**Given records**

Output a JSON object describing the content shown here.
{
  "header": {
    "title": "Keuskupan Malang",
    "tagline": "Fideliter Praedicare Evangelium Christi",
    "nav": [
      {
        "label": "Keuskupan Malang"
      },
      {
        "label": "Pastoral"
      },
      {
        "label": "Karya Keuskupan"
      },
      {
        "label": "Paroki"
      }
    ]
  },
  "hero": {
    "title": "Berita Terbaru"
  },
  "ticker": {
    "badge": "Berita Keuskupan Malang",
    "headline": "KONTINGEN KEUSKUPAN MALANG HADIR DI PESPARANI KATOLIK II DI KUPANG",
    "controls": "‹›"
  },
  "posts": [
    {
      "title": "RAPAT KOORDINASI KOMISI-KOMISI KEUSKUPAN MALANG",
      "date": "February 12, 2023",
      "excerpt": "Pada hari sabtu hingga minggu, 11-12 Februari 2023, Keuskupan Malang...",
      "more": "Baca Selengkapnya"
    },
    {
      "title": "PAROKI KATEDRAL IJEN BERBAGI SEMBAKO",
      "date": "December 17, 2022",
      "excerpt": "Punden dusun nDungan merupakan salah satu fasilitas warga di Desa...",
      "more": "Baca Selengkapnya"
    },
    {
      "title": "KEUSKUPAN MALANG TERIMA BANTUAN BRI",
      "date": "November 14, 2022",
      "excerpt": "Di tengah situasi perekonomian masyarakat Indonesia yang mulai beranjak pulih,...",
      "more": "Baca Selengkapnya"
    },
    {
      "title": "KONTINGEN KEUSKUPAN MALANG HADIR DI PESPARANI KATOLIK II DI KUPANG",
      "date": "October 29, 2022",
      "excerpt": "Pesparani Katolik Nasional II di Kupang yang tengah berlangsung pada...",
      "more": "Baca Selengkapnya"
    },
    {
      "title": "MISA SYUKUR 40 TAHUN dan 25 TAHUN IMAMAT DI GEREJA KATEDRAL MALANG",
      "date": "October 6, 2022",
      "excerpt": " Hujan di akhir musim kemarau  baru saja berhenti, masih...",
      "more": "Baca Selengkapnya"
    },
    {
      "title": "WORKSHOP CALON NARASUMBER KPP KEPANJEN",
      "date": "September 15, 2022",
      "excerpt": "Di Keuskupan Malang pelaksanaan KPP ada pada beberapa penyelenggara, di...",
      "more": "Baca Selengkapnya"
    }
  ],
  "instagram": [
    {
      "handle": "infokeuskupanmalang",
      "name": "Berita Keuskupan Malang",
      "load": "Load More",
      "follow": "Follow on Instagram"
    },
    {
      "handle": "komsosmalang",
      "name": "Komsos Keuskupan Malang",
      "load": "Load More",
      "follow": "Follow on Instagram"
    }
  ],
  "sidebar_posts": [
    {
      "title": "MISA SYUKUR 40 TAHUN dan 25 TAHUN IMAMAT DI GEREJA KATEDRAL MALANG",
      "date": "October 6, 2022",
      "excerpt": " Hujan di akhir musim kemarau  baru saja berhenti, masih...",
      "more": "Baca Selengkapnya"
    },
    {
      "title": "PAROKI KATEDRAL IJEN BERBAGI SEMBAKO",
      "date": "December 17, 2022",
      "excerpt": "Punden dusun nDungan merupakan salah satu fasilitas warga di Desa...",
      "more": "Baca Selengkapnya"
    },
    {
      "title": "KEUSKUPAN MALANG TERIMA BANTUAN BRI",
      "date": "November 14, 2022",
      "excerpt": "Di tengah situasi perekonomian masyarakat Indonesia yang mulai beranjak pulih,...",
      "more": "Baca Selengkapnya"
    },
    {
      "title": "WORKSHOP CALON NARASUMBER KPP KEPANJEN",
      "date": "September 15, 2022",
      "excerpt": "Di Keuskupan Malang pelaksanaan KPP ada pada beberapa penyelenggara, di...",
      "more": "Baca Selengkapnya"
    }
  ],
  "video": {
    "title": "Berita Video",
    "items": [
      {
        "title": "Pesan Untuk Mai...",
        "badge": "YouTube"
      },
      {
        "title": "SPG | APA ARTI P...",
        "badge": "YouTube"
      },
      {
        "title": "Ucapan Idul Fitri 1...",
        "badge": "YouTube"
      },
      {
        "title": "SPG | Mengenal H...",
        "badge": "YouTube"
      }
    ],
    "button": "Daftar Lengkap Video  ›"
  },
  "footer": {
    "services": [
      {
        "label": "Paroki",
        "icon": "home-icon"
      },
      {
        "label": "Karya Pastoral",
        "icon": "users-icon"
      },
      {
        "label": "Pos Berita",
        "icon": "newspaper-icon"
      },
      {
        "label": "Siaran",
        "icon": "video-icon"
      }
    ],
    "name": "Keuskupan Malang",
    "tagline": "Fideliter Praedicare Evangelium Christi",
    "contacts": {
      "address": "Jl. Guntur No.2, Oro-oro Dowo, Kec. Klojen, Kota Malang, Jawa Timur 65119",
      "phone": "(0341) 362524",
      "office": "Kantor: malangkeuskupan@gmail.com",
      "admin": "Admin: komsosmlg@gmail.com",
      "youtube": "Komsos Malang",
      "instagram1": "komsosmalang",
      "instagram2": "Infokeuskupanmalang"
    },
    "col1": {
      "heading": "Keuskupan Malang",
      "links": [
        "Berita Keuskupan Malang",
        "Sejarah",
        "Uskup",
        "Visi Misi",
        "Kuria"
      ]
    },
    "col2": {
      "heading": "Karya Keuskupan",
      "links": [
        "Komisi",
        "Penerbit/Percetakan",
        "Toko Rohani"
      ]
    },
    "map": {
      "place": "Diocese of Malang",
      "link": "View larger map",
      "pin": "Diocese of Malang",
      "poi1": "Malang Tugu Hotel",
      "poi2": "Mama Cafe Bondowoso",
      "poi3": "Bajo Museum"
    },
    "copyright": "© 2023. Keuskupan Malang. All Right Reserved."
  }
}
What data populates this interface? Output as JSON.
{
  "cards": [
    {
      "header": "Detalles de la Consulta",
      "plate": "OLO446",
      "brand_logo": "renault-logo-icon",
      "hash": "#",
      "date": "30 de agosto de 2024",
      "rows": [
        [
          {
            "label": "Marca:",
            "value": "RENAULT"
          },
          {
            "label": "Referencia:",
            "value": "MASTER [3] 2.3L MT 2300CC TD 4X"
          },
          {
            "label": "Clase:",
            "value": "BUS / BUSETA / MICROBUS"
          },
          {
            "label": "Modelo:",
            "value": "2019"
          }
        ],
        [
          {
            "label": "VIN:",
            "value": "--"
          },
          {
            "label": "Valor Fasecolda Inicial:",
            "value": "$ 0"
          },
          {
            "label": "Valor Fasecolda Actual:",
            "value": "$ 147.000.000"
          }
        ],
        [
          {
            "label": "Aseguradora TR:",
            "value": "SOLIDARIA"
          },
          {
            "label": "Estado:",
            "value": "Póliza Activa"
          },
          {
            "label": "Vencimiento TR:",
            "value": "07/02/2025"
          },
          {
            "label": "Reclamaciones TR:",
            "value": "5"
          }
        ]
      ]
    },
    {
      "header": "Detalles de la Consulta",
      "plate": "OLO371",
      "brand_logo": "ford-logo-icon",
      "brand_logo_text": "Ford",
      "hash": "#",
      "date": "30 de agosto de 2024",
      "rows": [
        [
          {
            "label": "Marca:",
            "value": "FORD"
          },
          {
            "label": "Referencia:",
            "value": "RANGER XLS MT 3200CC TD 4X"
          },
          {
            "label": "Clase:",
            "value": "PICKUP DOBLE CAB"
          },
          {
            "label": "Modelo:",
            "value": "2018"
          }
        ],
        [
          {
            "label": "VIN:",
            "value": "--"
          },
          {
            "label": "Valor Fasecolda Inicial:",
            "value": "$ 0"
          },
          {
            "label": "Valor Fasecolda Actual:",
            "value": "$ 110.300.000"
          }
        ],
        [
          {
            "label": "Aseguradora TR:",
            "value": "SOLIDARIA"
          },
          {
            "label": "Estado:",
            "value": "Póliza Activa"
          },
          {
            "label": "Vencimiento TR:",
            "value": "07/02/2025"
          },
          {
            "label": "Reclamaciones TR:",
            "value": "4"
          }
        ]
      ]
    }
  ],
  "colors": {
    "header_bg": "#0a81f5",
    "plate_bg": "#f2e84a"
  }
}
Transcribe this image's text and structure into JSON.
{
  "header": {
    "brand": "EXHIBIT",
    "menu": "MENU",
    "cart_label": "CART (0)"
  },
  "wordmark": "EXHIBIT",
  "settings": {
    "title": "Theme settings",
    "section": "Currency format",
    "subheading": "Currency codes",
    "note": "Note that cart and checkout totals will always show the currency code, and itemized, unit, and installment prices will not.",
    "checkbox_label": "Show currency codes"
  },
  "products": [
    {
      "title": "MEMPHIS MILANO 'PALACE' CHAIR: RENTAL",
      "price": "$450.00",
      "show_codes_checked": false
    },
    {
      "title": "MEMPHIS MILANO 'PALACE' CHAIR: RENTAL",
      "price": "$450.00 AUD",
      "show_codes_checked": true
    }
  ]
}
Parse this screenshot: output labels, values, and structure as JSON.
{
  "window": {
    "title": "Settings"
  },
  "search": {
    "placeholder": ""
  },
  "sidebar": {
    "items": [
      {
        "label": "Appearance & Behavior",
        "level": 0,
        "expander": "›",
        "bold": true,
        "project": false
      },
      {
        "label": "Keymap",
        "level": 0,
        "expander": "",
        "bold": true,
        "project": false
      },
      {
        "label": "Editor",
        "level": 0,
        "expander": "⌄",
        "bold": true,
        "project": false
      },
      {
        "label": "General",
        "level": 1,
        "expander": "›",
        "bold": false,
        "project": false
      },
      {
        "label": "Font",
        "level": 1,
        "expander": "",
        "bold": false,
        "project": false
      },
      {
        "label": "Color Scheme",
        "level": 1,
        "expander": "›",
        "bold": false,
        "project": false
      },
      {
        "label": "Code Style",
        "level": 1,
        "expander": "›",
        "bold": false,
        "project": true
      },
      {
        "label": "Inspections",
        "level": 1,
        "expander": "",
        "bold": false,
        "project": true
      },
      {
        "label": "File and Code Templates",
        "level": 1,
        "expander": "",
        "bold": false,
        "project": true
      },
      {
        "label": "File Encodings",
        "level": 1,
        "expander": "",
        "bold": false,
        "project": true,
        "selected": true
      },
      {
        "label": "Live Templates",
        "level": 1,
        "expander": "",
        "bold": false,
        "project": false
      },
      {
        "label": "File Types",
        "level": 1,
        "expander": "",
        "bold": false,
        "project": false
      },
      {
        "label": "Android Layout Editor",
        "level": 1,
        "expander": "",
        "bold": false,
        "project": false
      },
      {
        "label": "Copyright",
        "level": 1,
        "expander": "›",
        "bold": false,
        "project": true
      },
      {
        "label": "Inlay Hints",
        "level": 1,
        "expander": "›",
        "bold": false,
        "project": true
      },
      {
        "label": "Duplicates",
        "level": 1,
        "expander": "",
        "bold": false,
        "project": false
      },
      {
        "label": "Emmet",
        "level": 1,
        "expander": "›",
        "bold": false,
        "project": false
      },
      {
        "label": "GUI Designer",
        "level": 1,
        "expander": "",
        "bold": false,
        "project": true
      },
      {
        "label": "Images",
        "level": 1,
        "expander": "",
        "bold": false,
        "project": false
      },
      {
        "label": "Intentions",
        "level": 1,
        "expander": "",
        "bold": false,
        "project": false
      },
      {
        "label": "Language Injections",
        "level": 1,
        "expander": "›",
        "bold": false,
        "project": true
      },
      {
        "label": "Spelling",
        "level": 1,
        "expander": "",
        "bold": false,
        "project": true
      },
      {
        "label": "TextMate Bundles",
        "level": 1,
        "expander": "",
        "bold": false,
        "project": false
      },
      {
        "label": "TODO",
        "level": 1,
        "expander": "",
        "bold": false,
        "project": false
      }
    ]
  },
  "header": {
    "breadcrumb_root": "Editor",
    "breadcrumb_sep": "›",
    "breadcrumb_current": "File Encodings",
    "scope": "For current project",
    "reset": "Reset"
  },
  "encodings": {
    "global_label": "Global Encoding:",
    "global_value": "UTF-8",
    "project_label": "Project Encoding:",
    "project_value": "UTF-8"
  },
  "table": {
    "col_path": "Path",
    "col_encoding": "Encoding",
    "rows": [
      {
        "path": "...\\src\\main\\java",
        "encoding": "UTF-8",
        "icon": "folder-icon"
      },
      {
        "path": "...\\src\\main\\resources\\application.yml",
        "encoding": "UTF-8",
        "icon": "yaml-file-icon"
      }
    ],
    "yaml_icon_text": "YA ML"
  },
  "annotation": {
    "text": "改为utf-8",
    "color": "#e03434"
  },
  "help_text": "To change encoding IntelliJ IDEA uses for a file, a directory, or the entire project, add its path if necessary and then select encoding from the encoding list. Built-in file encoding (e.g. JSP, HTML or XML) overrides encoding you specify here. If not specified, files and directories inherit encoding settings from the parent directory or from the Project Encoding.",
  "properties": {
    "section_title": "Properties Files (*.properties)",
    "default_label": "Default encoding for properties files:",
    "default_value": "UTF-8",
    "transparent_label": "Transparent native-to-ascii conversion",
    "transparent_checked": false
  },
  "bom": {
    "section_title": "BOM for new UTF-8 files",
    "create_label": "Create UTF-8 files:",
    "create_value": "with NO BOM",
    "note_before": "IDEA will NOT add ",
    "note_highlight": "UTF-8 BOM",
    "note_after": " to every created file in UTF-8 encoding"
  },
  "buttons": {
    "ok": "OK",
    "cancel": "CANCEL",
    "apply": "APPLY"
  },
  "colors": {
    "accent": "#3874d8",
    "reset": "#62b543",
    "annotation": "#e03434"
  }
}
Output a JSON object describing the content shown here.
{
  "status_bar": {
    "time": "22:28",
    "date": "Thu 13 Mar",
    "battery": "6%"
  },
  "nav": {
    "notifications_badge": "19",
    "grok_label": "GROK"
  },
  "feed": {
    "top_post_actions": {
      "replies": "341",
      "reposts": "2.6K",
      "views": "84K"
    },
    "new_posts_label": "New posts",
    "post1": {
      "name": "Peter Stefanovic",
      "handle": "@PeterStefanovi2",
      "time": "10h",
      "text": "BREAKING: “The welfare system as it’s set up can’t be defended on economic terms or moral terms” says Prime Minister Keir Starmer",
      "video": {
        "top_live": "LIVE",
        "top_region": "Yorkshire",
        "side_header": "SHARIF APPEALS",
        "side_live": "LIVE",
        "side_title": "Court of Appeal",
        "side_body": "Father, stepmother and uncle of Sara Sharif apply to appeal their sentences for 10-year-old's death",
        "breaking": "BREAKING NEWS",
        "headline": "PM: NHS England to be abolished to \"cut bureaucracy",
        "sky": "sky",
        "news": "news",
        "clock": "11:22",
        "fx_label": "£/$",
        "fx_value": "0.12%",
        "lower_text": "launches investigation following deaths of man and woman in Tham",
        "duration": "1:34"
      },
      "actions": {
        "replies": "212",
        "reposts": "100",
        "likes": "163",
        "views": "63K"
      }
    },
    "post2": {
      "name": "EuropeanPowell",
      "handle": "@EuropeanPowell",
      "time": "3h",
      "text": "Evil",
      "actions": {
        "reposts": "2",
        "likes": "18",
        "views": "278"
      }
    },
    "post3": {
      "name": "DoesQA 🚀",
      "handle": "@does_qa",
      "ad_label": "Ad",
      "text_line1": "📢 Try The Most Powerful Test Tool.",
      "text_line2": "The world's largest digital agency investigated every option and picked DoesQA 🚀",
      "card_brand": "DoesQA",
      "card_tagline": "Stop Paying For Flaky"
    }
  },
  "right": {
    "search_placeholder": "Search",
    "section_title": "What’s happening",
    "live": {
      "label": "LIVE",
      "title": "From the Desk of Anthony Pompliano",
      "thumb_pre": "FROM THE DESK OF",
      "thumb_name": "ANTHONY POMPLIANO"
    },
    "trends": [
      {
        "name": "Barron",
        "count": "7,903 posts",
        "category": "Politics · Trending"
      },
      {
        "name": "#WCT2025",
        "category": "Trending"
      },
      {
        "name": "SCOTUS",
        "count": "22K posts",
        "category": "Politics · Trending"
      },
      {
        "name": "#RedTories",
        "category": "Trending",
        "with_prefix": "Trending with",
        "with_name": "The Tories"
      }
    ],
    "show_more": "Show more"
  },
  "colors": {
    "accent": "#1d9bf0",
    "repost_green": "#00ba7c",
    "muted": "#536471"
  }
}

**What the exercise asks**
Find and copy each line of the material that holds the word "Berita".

**Written answer**
    "title": "Berita Terbaru"
    "badge": "Berita Keuskupan Malang",
      "name": "Berita Keuskupan Malang",
    "title": "Berita Video",
        "label": "Pos Berita",
        "Berita Keuskupan Malang",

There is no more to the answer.